EXTRACTED ENTRIES =
====

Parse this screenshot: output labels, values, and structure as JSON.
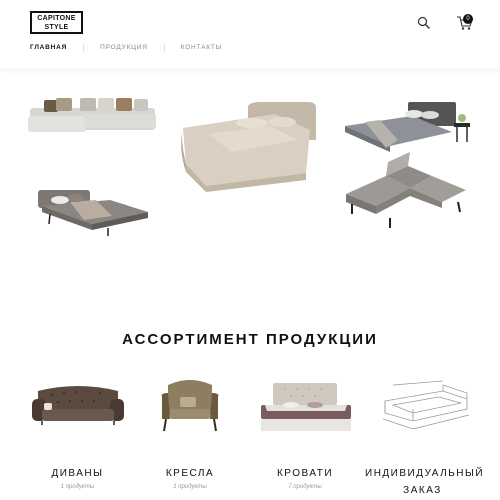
{
  "header": {
    "logo": {
      "line1": "CAPITONE",
      "line2": "STYLE"
    },
    "nav": [
      {
        "label": "ГЛАВНАЯ",
        "active": true
      },
      {
        "label": "ПРОДУКЦИЯ",
        "active": false
      },
      {
        "label": "КОНТАКТЫ",
        "active": false
      }
    ],
    "cart_count": "0"
  },
  "section": {
    "title": "АССОРТИМЕНТ ПРОДУКЦИИ"
  },
  "products": [
    {
      "name": "ДИВАНЫ",
      "count": "1 продукты"
    },
    {
      "name": "КРЕСЛА",
      "count": "1 продукты"
    },
    {
      "name": "КРОВАТИ",
      "count": "7 продукты"
    },
    {
      "name": "ИНДИВИДУАЛЬНЫЙ ЗАКАЗ",
      "count": ""
    }
  ],
  "colors": {
    "text": "#111111",
    "muted": "#888888",
    "bg": "#ffffff"
  }
}
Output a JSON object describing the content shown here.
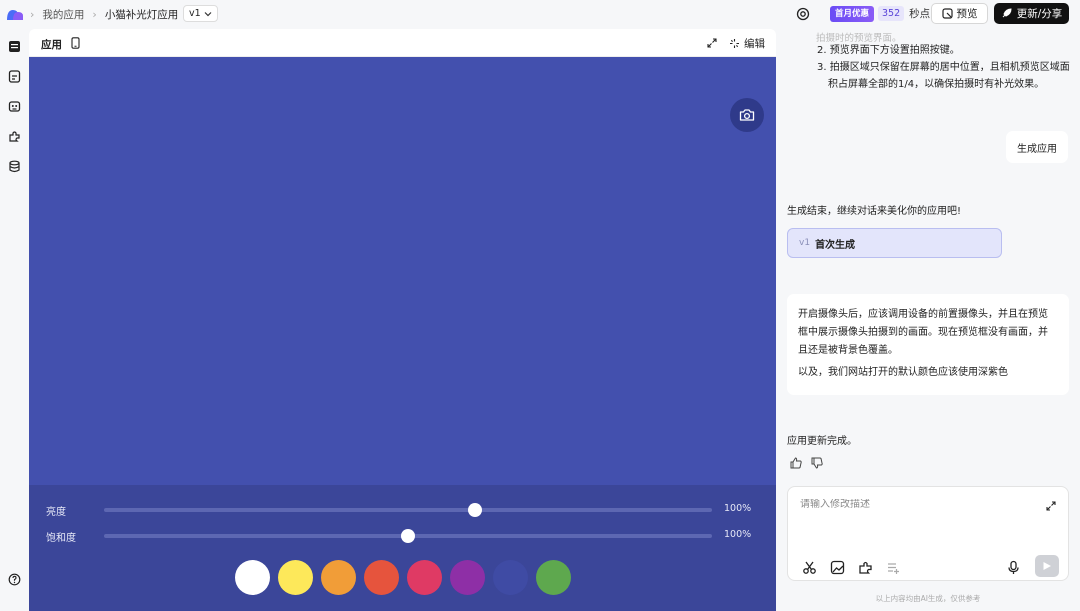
{
  "topbar": {
    "breadcrumb_home": "我的应用",
    "breadcrumb_app": "小猫补光灯应用",
    "version": "v1",
    "promo_badge": "首月优惠",
    "promo_count": "352",
    "promo_unit": "秒点",
    "preview_label": "预览",
    "share_label": "更新/分享"
  },
  "panel": {
    "title": "应用",
    "edit_label": "编辑",
    "preview_color": "#4350ae",
    "sliders": [
      {
        "label": "亮度",
        "value": "100%",
        "position": 0.61
      },
      {
        "label": "饱和度",
        "value": "100%",
        "position": 0.5
      }
    ],
    "swatches": [
      "#ffffff",
      "#fde85a",
      "#f19d38",
      "#e6543d",
      "#df3a64",
      "#8e2fa6",
      "#3f4ba4",
      "#5ea84e"
    ]
  },
  "chat": {
    "faded_text": "拍摄时的预览界面。",
    "list": [
      {
        "num": "2.",
        "text": "预览界面下方设置拍照按键。"
      },
      {
        "num": "3.",
        "text": "拍摄区域只保留在屏幕的居中位置，且相机预览区域面"
      },
      {
        "num": "",
        "text": "积占屏幕全部的1/4，以确保拍摄时有补光效果。"
      }
    ],
    "user_msg_1": "生成应用",
    "bot_msg_1": "生成结束，继续对话来美化你的应用吧!",
    "version_card": {
      "version": "v1",
      "title": "首次生成"
    },
    "user_msg_2": {
      "lines": [
        "开启摄像头后，应该调用设备的前置摄像头，并且在预览",
        "框中展示摄像头拍摄到的画面。现在预览框没有画面，并",
        "且还是被背景色覆盖。"
      ],
      "line_extra": "以及，我们网站打开的默认颜色应该使用深紫色"
    },
    "bot_msg_2": "应用更新完成。",
    "input_placeholder": "请输入修改描述",
    "disclaimer": "以上内容均由AI生成，仅供参考"
  }
}
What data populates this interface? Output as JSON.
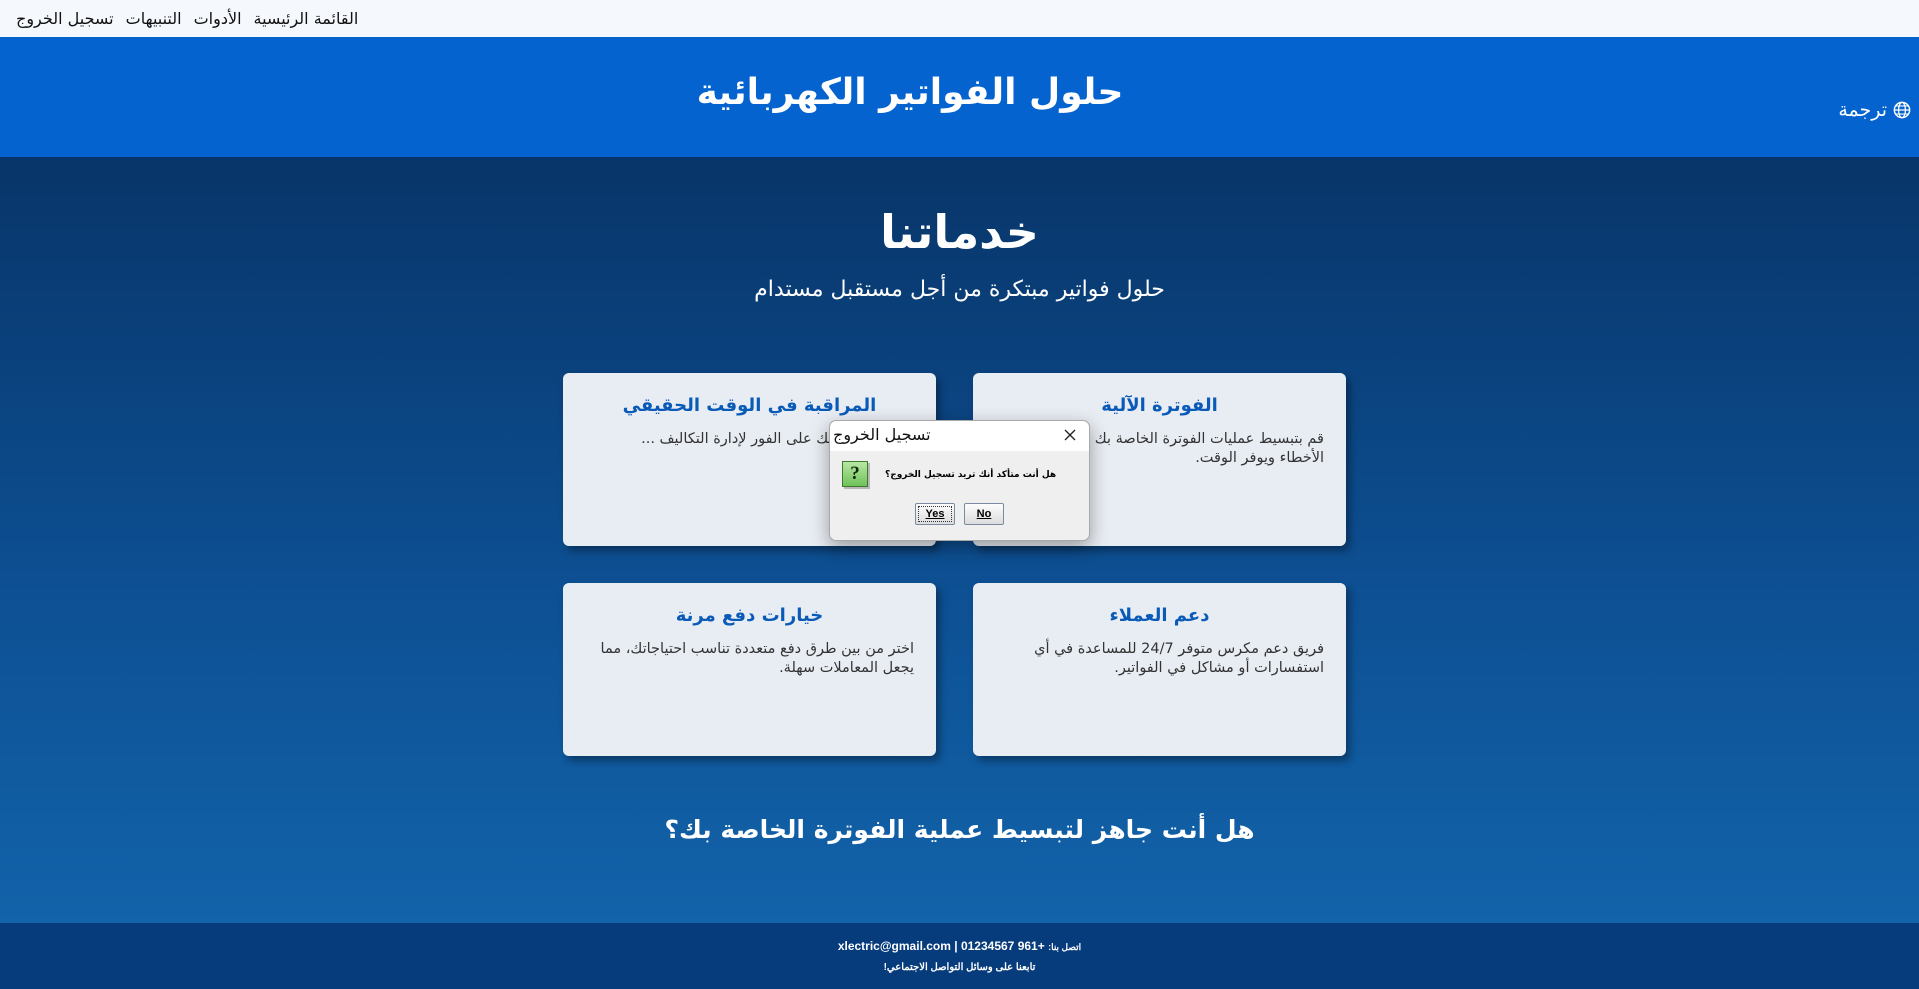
{
  "menubar": {
    "items": [
      "القائمة الرئيسية",
      "الأدوات",
      "التنبيهات",
      "تسجيل الخروج"
    ]
  },
  "header": {
    "title": "حلول الفواتير الكهربائية",
    "translate_label": "ترجمة",
    "translate_icon": "globe-icon"
  },
  "main": {
    "title": "خدماتنا",
    "subtitle": "حلول فواتير مبتكرة من أجل مستقبل مستدام",
    "cards": [
      {
        "title": "الفوترة الآلية",
        "text": "قم بتبسيط عمليات الفوترة الخاصة بك مع ... مما يقلل الأخطاء ويوفر الوقت."
      },
      {
        "title": "المراقبة في الوقت الحقيقي",
        "text": "...اقة الخاص بك على الفور لإدارة التكاليف ... الاستهلاك."
      },
      {
        "title": "دعم العملاء",
        "text": "فريق دعم مكرس متوفر 24/7 للمساعدة في أي استفسارات أو مشاكل في الفواتير."
      },
      {
        "title": "خيارات دفع مرنة",
        "text": "اختر من بين طرق دفع متعددة تناسب احتياجاتك، مما يجعل المعاملات سهلة."
      }
    ],
    "cta": "هل أنت جاهز لتبسيط عملية الفوترة الخاصة بك؟"
  },
  "footer": {
    "contact_label": "اتصل بنا:",
    "contact_value": "+961 01234567 | xlectric@gmail.com",
    "follow_text": "تابعنا على وسائل التواصل الاجتماعي!"
  },
  "dialog": {
    "title": "تسجيل الخروج",
    "message": "هل أنت متأكد أنك تريد تسجيل الخروج؟",
    "icon_glyph": "?",
    "yes_label": "Yes",
    "no_label": "No"
  },
  "colors": {
    "header_bg": "#0563cf",
    "main_bg_top": "#083569",
    "card_bg": "#e8edf3",
    "card_title": "#0a5ab8",
    "footer_bg": "#063b7c"
  }
}
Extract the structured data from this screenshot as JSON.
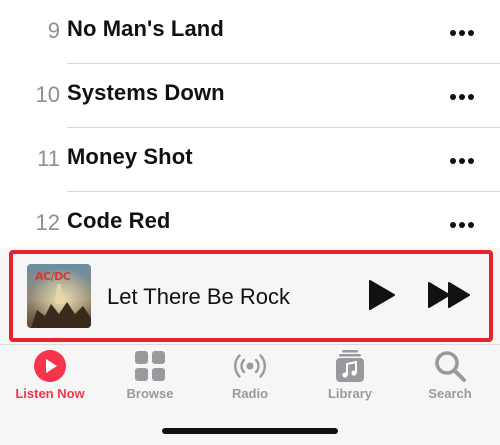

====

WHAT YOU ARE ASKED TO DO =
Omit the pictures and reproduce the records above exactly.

TASK RESPONSE =
Parse this screenshot: output labels, values, and structure as JSON.
{
  "header": {
    "logo": {
      "line1": "CAPITONE",
      "line2": "STYLE"
    },
    "nav": [
      {
        "label": "ГЛАВНАЯ",
        "active": true
      },
      {
        "label": "ПРОДУКЦИЯ",
        "active": false
      },
      {
        "label": "КОНТАКТЫ",
        "active": false
      }
    ],
    "cart_count": "0"
  },
  "section": {
    "title": "АССОРТИМЕНТ ПРОДУКЦИИ"
  },
  "products": [
    {
      "name": "ДИВАНЫ",
      "count": "1 продукты"
    },
    {
      "name": "КРЕСЛА",
      "count": "1 продукты"
    },
    {
      "name": "КРОВАТИ",
      "count": "7 продукты"
    },
    {
      "name": "ИНДИВИДУАЛЬНЫЙ ЗАКАЗ",
      "count": ""
    }
  ],
  "colors": {
    "text": "#111111",
    "muted": "#888888",
    "bg": "#ffffff"
  }
}
Output a JSON object describing the content shown here.
{
  "topbar": {
    "breadcrumb_home": "我的应用",
    "breadcrumb_app": "小猫补光灯应用",
    "version": "v1",
    "promo_badge": "首月优惠",
    "promo_count": "352",
    "promo_unit": "秒点",
    "preview_label": "预览",
    "share_label": "更新/分享"
  },
  "panel": {
    "title": "应用",
    "edit_label": "编辑",
    "preview_color": "#4350ae",
    "sliders": [
      {
        "label": "亮度",
        "value": "100%",
        "position": 0.61
      },
      {
        "label": "饱和度",
        "value": "100%",
        "position": 0.5
      }
    ],
    "swatches": [
      "#ffffff",
      "#fde85a",
      "#f19d38",
      "#e6543d",
      "#df3a64",
      "#8e2fa6",
      "#3f4ba4",
      "#5ea84e"
    ]
  },
  "chat": {
    "faded_text": "拍摄时的预览界面。",
    "list": [
      {
        "num": "2.",
        "text": "预览界面下方设置拍照按键。"
      },
      {
        "num": "3.",
        "text": "拍摄区域只保留在屏幕的居中位置，且相机预览区域面"
      },
      {
        "num": "",
        "text": "积占屏幕全部的1/4，以确保拍摄时有补光效果。"
      }
    ],
    "user_msg_1": "生成应用",
    "bot_msg_1": "生成结束，继续对话来美化你的应用吧!",
    "version_card": {
      "version": "v1",
      "title": "首次生成"
    },
    "user_msg_2": {
      "lines": [
        "开启摄像头后，应该调用设备的前置摄像头，并且在预览",
        "框中展示摄像头拍摄到的画面。现在预览框没有画面，并",
        "且还是被背景色覆盖。"
      ],
      "line_extra": "以及，我们网站打开的默认颜色应该使用深紫色"
    },
    "bot_msg_2": "应用更新完成。",
    "input_placeholder": "请输入修改描述",
    "disclaimer": "以上内容均由AI生成，仅供参考"
  }
}
What data populates this interface? Output as JSON.
{
  "menubar": {
    "items": [
      "القائمة الرئيسية",
      "الأدوات",
      "التنبيهات",
      "تسجيل الخروج"
    ]
  },
  "header": {
    "title": "حلول الفواتير الكهربائية",
    "translate_label": "ترجمة",
    "translate_icon": "globe-icon"
  },
  "main": {
    "title": "خدماتنا",
    "subtitle": "حلول فواتير مبتكرة من أجل مستقبل مستدام",
    "cards": [
      {
        "title": "الفوترة الآلية",
        "text": "قم بتبسيط عمليات الفوترة الخاصة بك مع ... مما يقلل الأخطاء ويوفر الوقت."
      },
      {
        "title": "المراقبة في الوقت الحقيقي",
        "text": "...اقة الخاص بك على الفور لإدارة التكاليف ... الاستهلاك."
      },
      {
        "title": "دعم العملاء",
        "text": "فريق دعم مكرس متوفر 24/7 للمساعدة في أي استفسارات أو مشاكل في الفواتير."
      },
      {
        "title": "خيارات دفع مرنة",
        "text": "اختر من بين طرق دفع متعددة تناسب احتياجاتك، مما يجعل المعاملات سهلة."
      }
    ],
    "cta": "هل أنت جاهز لتبسيط عملية الفوترة الخاصة بك؟"
  },
  "footer": {
    "contact_label": "اتصل بنا:",
    "contact_value": "+961 01234567 | xlectric@gmail.com",
    "follow_text": "تابعنا على وسائل التواصل الاجتماعي!"
  },
  "dialog": {
    "title": "تسجيل الخروج",
    "message": "هل أنت متأكد أنك تريد تسجيل الخروج؟",
    "icon_glyph": "?",
    "yes_label": "Yes",
    "no_label": "No"
  },
  "colors": {
    "header_bg": "#0563cf",
    "main_bg_top": "#083569",
    "card_bg": "#e8edf3",
    "card_title": "#0a5ab8",
    "footer_bg": "#063b7c"
  }
}
Extract the structured data from this screenshot as JSON.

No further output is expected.